Kyoto is the capital of Kyoto Prefecture in Japan. Located in the Kansai area of Honshu, Kyoto is part of the Keihanshin metropolitan area along with Osaka and Kobe. As of 2018, the city had a population of 1.47 million. Kyoto is the capital of Kyoto Prefecture in Japan. Located in the Kansai area of Honshu, Kyoto is part of the Keihanshin metropolitan area along with Osaka and Kobe. As of 2018, the city had a population of 1.47 million. Kyoto (then known as Heian-kio) was chosen in 794 as the new seat of the Japanese imperial court. Japanese emperors ruled from ...
Kyoto is the capital of Kyoto Prefecture in Japan. Located in the Kansai area of Honshu, Kyoto is part of the Keihanshin metropolitan area along with Osaka and Kobe. As of 2018, the city had a population of 1.47 million.
Kyoto (then known as Heian-kio) was chosen in 794. as the new seat of the Japanese imperial court. The Japanese emperors ruled from Kyoto for the next eleven centuries until 1869, when the court moved to Tokyo. The city was destroyed during the First War in the 15th century and went through a long period of decline, but it gradually revived under the Tokugawa shogunate (1600-1868) and flourished as the capital of Japan. The modern municipality of Kyoto was founded in 1889. The city was spared great destruction during the Second World War and, as a result, its pre-war cultural heritage has been largely preserved.
It is considered the main cultural city of Japan and a major tourist destination. It houses numerous Buddhist temples, Shinto shrines, palaces, and gardens, many of which UNESCO has jointly protected. Prominent sights include the Kyoto Imperial Palace, Kiyomizu-dera, Kinkaku-ji, Ginkaku-ji, and the Imperial Villa Katsura. Kyoto is also a center of higher education, and Kyoto University has an international reputation. Kyoto is the location of approximately 2,000 temples and shrines.
Kyoto then and now
Plenty of archaeological evidence suggests that human settlement in the Kyoto area began in the Paleolithic period, although not much-published material on human activity in the region before the 6th century has been preserved.
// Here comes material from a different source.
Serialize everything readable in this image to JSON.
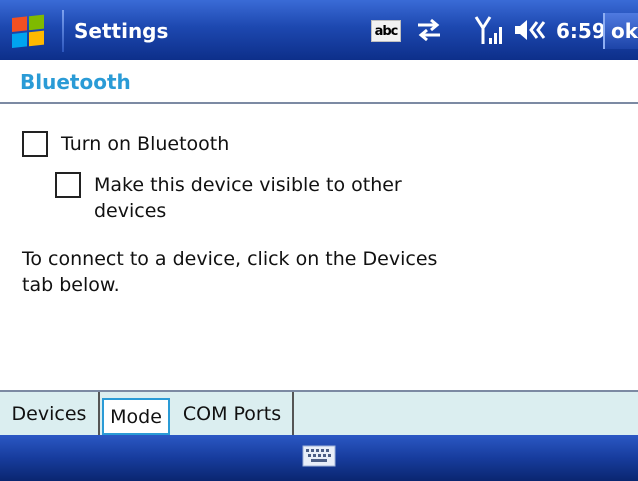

The Hamaguri uprising of 1864 burned 28,000 houses in the city, showing rebel dissatisfaction with the Tokugawa Shogunate. The emperor's subsequent move to Tokyo in 1869 weakened the economy. The modern city of Kyoto was founded on April 1, 1889. The construction of the Biva Lake canal in 1890 was one of the measures taken to revive the city. In 1932, the population of the city exceeded one million inhabitants. Kyoto became a city by government decree on September 1, 1956. In 1997, Kyoto hosted a conference that resulted in a protocol on greenhouse gas emissions.
Kyoto's key industries are information technology and electronics: the city is home to Nintendo, Intelligent Systems, SCREEN Holdings, Tose, Hatena, Omron, Kyocera, Shimadzu Corp., Rohm, Horiba, Nidec Corporation, Nichicon, Nissin Electric, GS Yuasa.
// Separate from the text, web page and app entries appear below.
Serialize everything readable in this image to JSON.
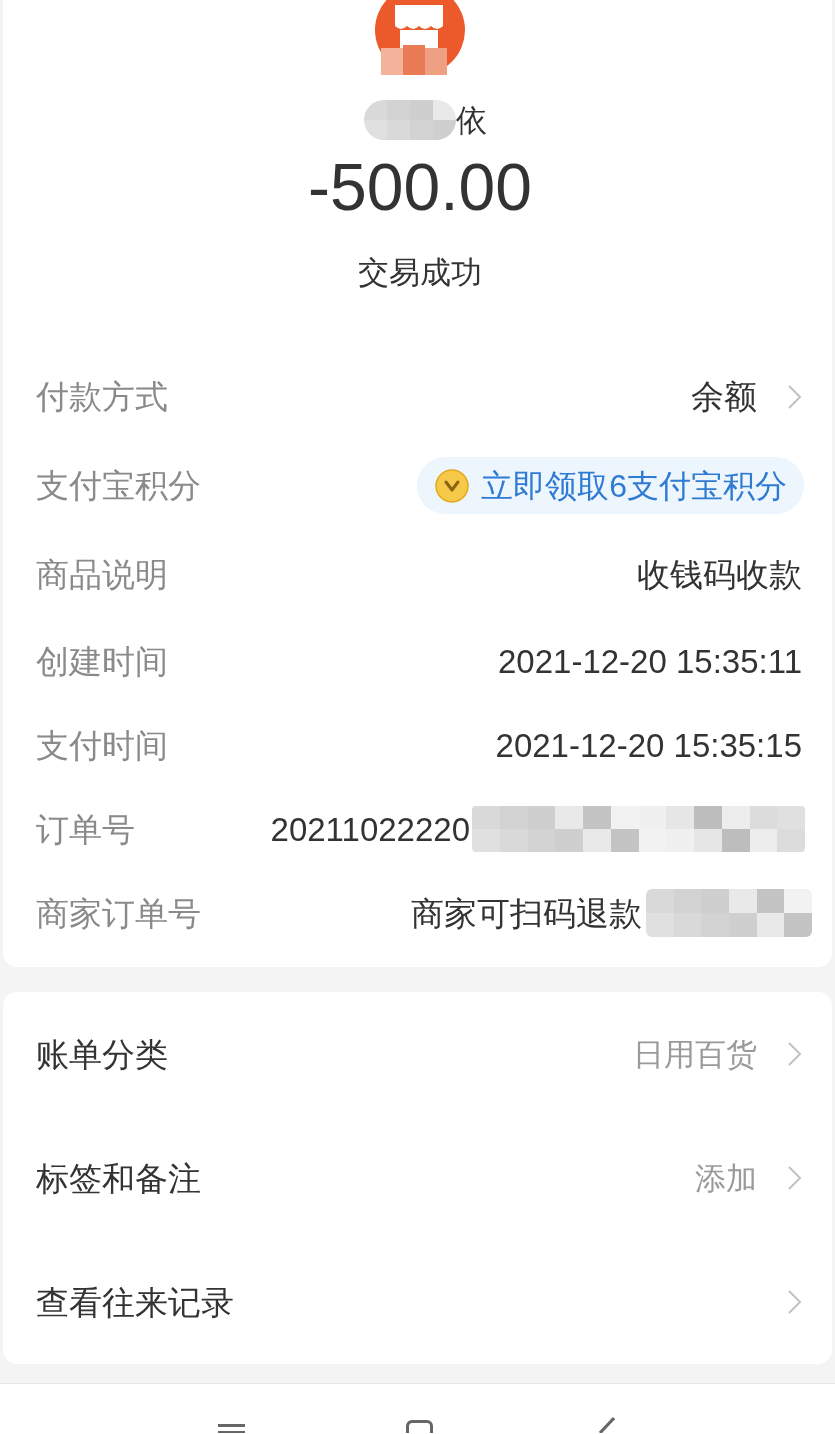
{
  "header": {
    "name_visible": "依",
    "amount": "-500.00",
    "status": "交易成功"
  },
  "details": [
    {
      "kind": "link",
      "label": "付款方式",
      "value": "余额"
    },
    {
      "kind": "points",
      "label": "支付宝积分",
      "value": "立即领取6支付宝积分"
    },
    {
      "kind": "text",
      "label": "商品说明",
      "value": "收钱码收款"
    },
    {
      "kind": "text",
      "label": "创建时间",
      "value": "2021-12-20 15:35:11"
    },
    {
      "kind": "text",
      "label": "支付时间",
      "value": "2021-12-20 15:35:15"
    },
    {
      "kind": "redacted",
      "label": "订单号",
      "value": "20211022220"
    },
    {
      "kind": "redacted",
      "label": "商家订单号",
      "value": "商家可扫码退款"
    }
  ],
  "actions": [
    {
      "label": "账单分类",
      "value": "日用百货"
    },
    {
      "label": "标签和备注",
      "value": "添加"
    },
    {
      "label": "查看往来记录"
    }
  ]
}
UNESCO World Heritage Site
About 20% of Japan’s national treasure and 14% of important cultural assets are located in the city. UNESCO World Heritage Sites - Historical monuments of ancient Kyoto (cities of Kyoto, Uji, and Otsu) include 17 sites in Kyoto, Uji in Kyoto prefecture, and Otsu in Shiga prefecture. The site was declared a World Heritage Site in 1994.
- Umekoji Steam Locomotive Museum
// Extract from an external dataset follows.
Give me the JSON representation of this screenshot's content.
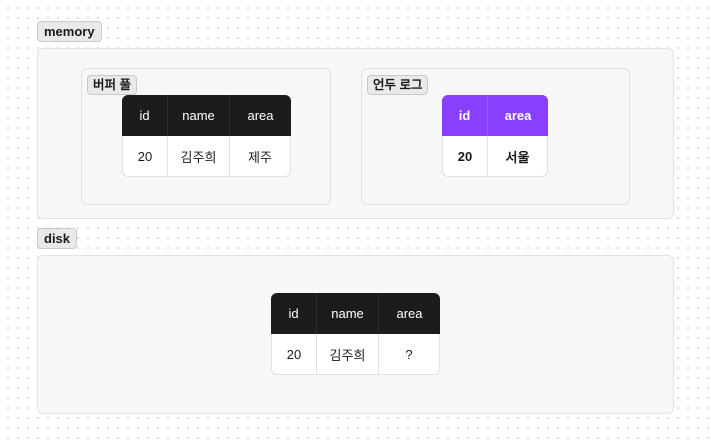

- Onishi Seivemon Museum
- Kitamura Museum
- Kyoto City Museum Arashiyama Orgel
- Kyoto City Museum Heiankio Sosei-Khan Museum
- Kyoto City Museum of Art
- Kyoto City Archaeological Museum
- Kyoto Art Center
- Kyoto International Museum Manga
- National Museum of Modern Art
- Kyoto National Museum
- Kyoto University Museum
- Kyoto Museum of Traditional Crafts
- Garden of Fine Arts, Kyoto
- Kyoto Museum of Fine Arts Prefectural Insho-Domoto
- Corio Art Museum
- Riozen Historical Museum
- Sen-oku Hakuko Kan
- Toei Kyoto Studio Park
- Nomura Art Museum
- Namikawa Cloisonne Museum of Kyoto
- Iurinkan Museum
- Hosomi Museum (xì jiàn měi shù guǎn)
- Hakusasonso Hashimoto Kansetsu Garden and Museum
- Cancer Museum
- Kyoto Museum of World Peace, Ritsumeikan University
- Okochi Sanso
- The Kyoto Kaleidoscope Museum
- Shigureden Kyoto Railway Museum
By: Nitza - Gossip Whispers